The photo of these iced bushes at the shore of the island suggests that it is very cold but it actually isn’t. There is no snow on the ground and the wind was moderate so far. However, it was still strong enough to create a nice surf along the shore of Lake Michigan, which probably formed the ice on the branches during the night.
I mentioned before the great vistas you may find if you travel through West Virginia or on the Blue Ridge in Virginia. This panorama image is from our last day in West Virginia. We visited the very interesting Droop Mountain State Park, which has seen some bloody battles during the civil war in 1863. The view to the east includes the Blue Ridge in Virginia on the horizon, which was our destination for the second half of this trip.
It is hard to catch it all in a single shot if there is an almost 180 degree view over the country. The image was made from six photos in portrait orientation, which were merged in Adobe Lightroom Classic CC to a single panorama. This sounds complicated but took less than two minutes in post process.
Nikon D750, Sigma 150mm / f2.8 APO EX DG HSM, @1/250 s, f6.3, ISO 100, Induro GIT 404XL tripod, KIRK BH-3 ball head;

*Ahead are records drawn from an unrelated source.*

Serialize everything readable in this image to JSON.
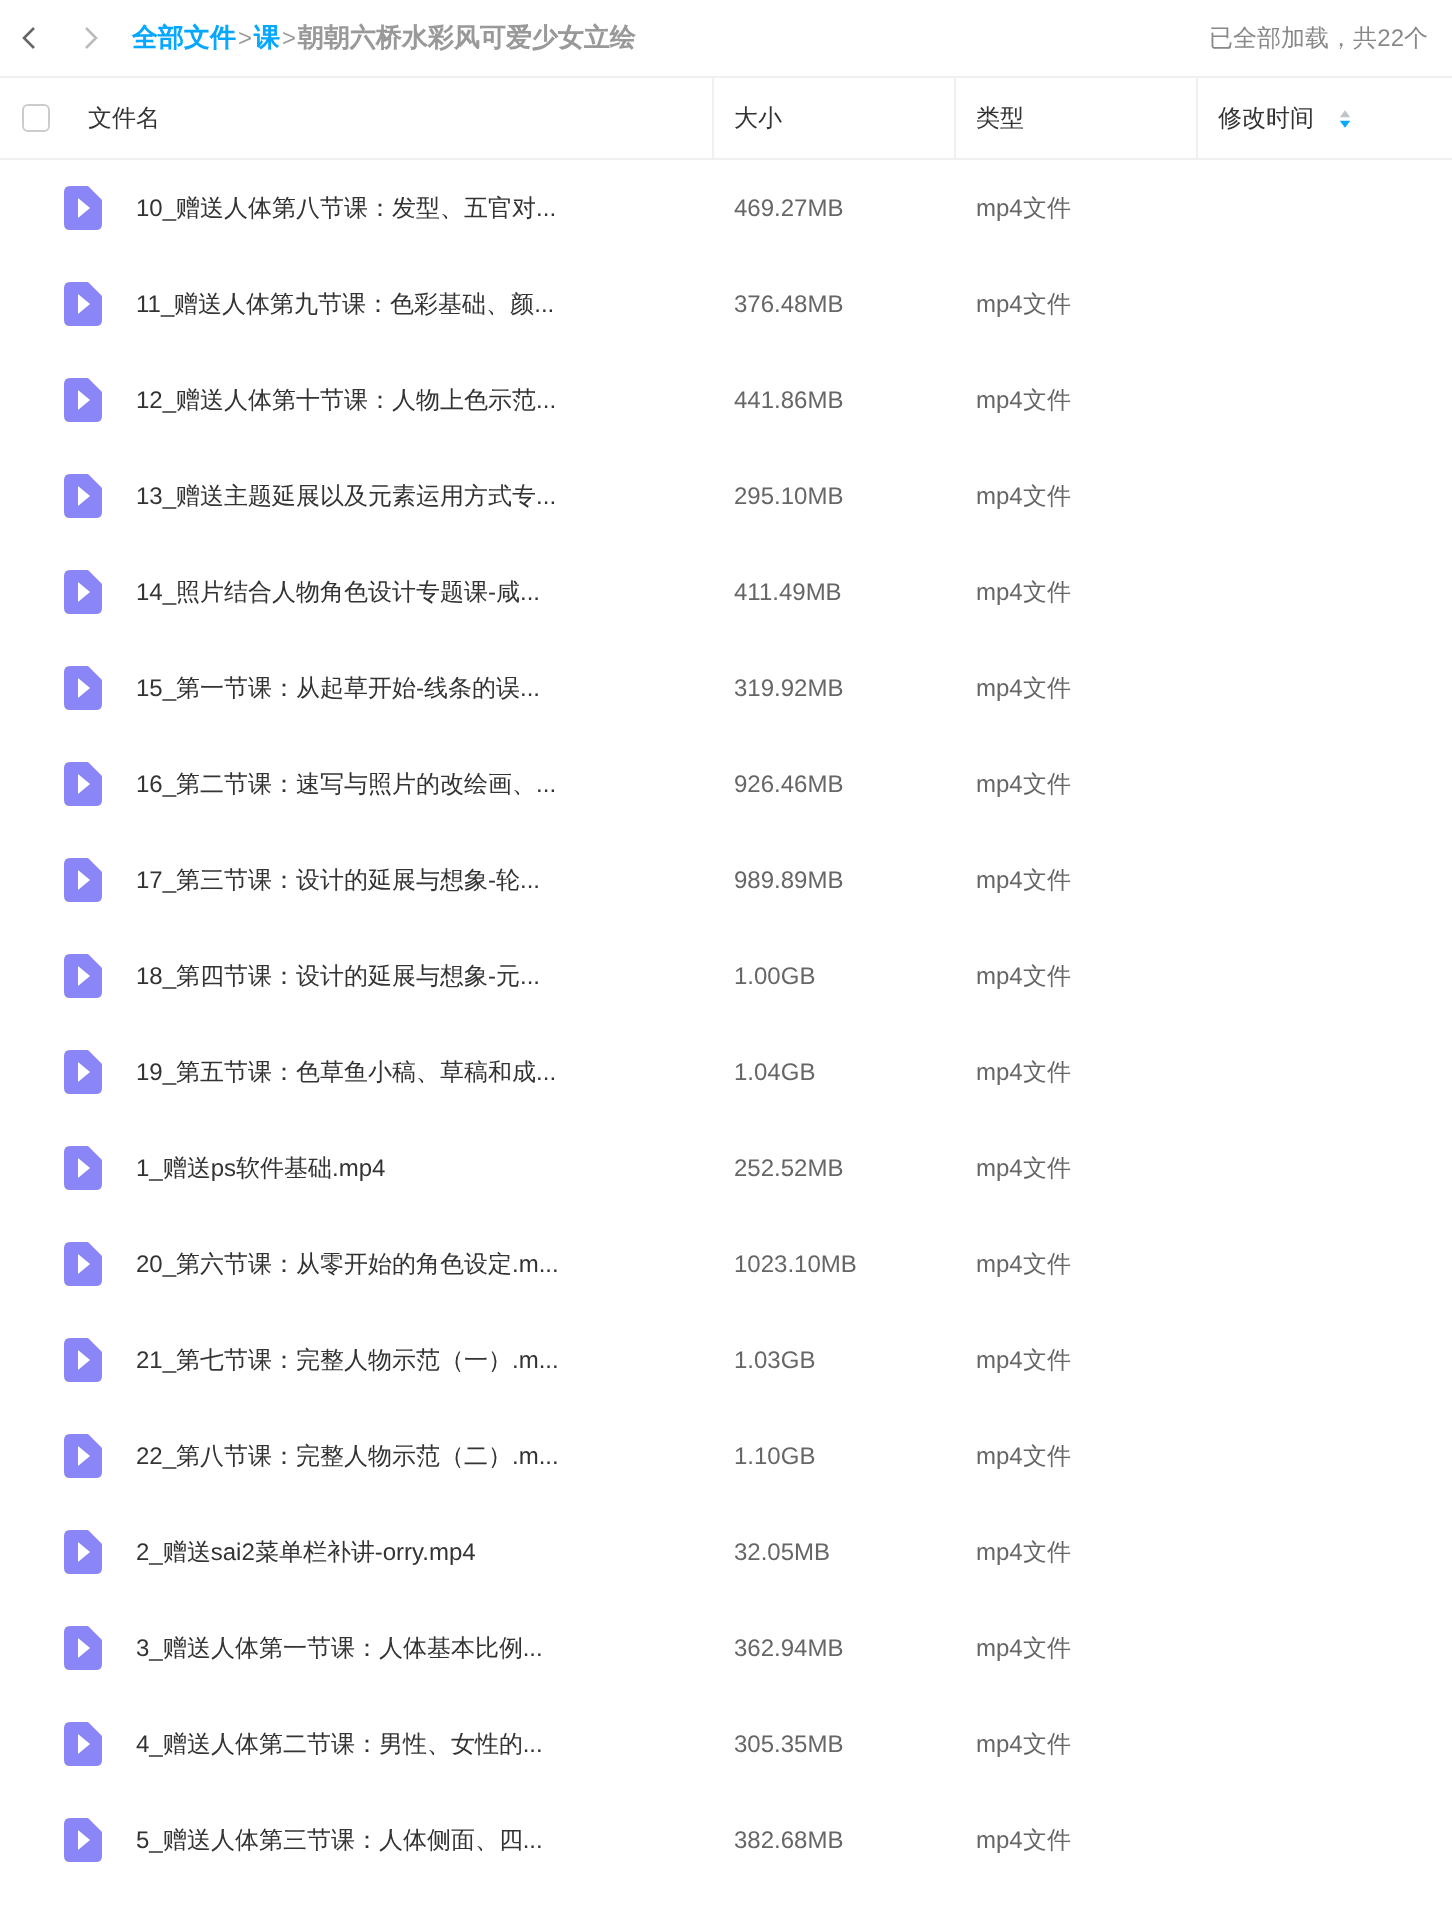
{
  "toolbar": {
    "breadcrumb": [
      {
        "label": "全部文件",
        "current": false
      },
      {
        "label": "课",
        "current": false
      },
      {
        "label": "朝朝六桥水彩风可爱少女立绘",
        "current": true
      }
    ],
    "separator": ">",
    "status": "已全部加载，共22个"
  },
  "table": {
    "select_all": {
      "checked": false
    },
    "columns": [
      {
        "label": "文件名"
      },
      {
        "label": "大小"
      },
      {
        "label": "类型"
      },
      {
        "label": "修改时间"
      }
    ],
    "rows": [
      {
        "name": "10_赠送人体第八节课：发型、五官对...",
        "size": "469.27MB",
        "type": "mp4文件"
      },
      {
        "name": "11_赠送人体第九节课：色彩基础、颜...",
        "size": "376.48MB",
        "type": "mp4文件"
      },
      {
        "name": "12_赠送人体第十节课：人物上色示范...",
        "size": "441.86MB",
        "type": "mp4文件"
      },
      {
        "name": "13_赠送主题延展以及元素运用方式专...",
        "size": "295.10MB",
        "type": "mp4文件"
      },
      {
        "name": "14_照片结合人物角色设计专题课-咸...",
        "size": "411.49MB",
        "type": "mp4文件"
      },
      {
        "name": "15_第一节课：从起草开始-线条的误...",
        "size": "319.92MB",
        "type": "mp4文件"
      },
      {
        "name": "16_第二节课：速写与照片的改绘画、...",
        "size": "926.46MB",
        "type": "mp4文件"
      },
      {
        "name": "17_第三节课：设计的延展与想象-轮...",
        "size": "989.89MB",
        "type": "mp4文件"
      },
      {
        "name": "18_第四节课：设计的延展与想象-元...",
        "size": "1.00GB",
        "type": "mp4文件"
      },
      {
        "name": "19_第五节课：色草鱼小稿、草稿和成...",
        "size": "1.04GB",
        "type": "mp4文件"
      },
      {
        "name": "1_赠送ps软件基础.mp4",
        "size": "252.52MB",
        "type": "mp4文件"
      },
      {
        "name": "20_第六节课：从零开始的角色设定.m...",
        "size": "1023.10MB",
        "type": "mp4文件"
      },
      {
        "name": "21_第七节课：完整人物示范（一）.m...",
        "size": "1.03GB",
        "type": "mp4文件"
      },
      {
        "name": "22_第八节课：完整人物示范（二）.m...",
        "size": "1.10GB",
        "type": "mp4文件"
      },
      {
        "name": "2_赠送sai2菜单栏补讲-orry.mp4",
        "size": "32.05MB",
        "type": "mp4文件"
      },
      {
        "name": "3_赠送人体第一节课：人体基本比例...",
        "size": "362.94MB",
        "type": "mp4文件"
      },
      {
        "name": "4_赠送人体第二节课：男性、女性的...",
        "size": "305.35MB",
        "type": "mp4文件"
      },
      {
        "name": "5_赠送人体第三节课：人体侧面、四...",
        "size": "382.68MB",
        "type": "mp4文件"
      }
    ]
  }
}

Ok, I’m jumping back and forth between actual photos, like the Tundra Swans from yesterday, and little stories and images from our tour through the mountains of West Virginia and Virginia in October.
Photography is all about light and how we use it to bring out the subject in our pictures. During an early morning walk around Lewis Mountain campsite in Shenandoah National Park I tried to work with backlit subjects, like ferns and grasses. With every minute more warm light from the low sun was pouring in and putting out some real magic. All the backlit plants are still in the frame but they play only a small role in the story. Suddenly the light itself, hitting the forest floor, became the subject. Not a bad way to start a day…
Nikon D750, Nikkor 16-35mm / f4, @ 35 mm, 1/25s, f/8, ISO400,
Remember, a week ago I posted pictures and reported about the large concentration of migrating Tundra Swans at the Mississippi River, just north of the Minnesota border. Joan had to work last weekend and so we gave it a try again today and drove north on the scenic roads that follow the river. Guess what, the swans were still present and after a mostly gray and rainy week it was nice to see thousands of Tundra Swans again in good sunlight.
This is only a fraction of all the swans. The compressed view of the 600 mm lens makes the Wisconsin side of the river appear a lot closer than it actually is. The Mississippi is here about 3 km (~2 miles) wide. The main channel for the boats is behind the island with the tall trees.
If you live somewhere in northeast Iowa, southwest Wisconsin, or southeast Minnesota and you haven’t been there yet, take the time to see the swans. It will touch you, no matter if you a photographer or just someone who likes nature.
Shenandoah National Park in Virginia and its Skyline Drive are liked by many people for the views they can have from the top of the Blue Ridge. Other than in West Virginia the week before we were a little bit too early for the peak of the fall colors in Shenandoah, but the views, especially at the end of the day, were just magnificent. The price for having sunny and warm days was paid with the absence of dramatic clouds, another reason to look for photo opportunities around sunset.
Nikon D750, Nikkor 16-35mm / f4, @ 35 mm, 1/50s, f/10, ISO100, Induro GIT 404XL tripod, KIRK BH-3 ball head, VELLO wired remote switch,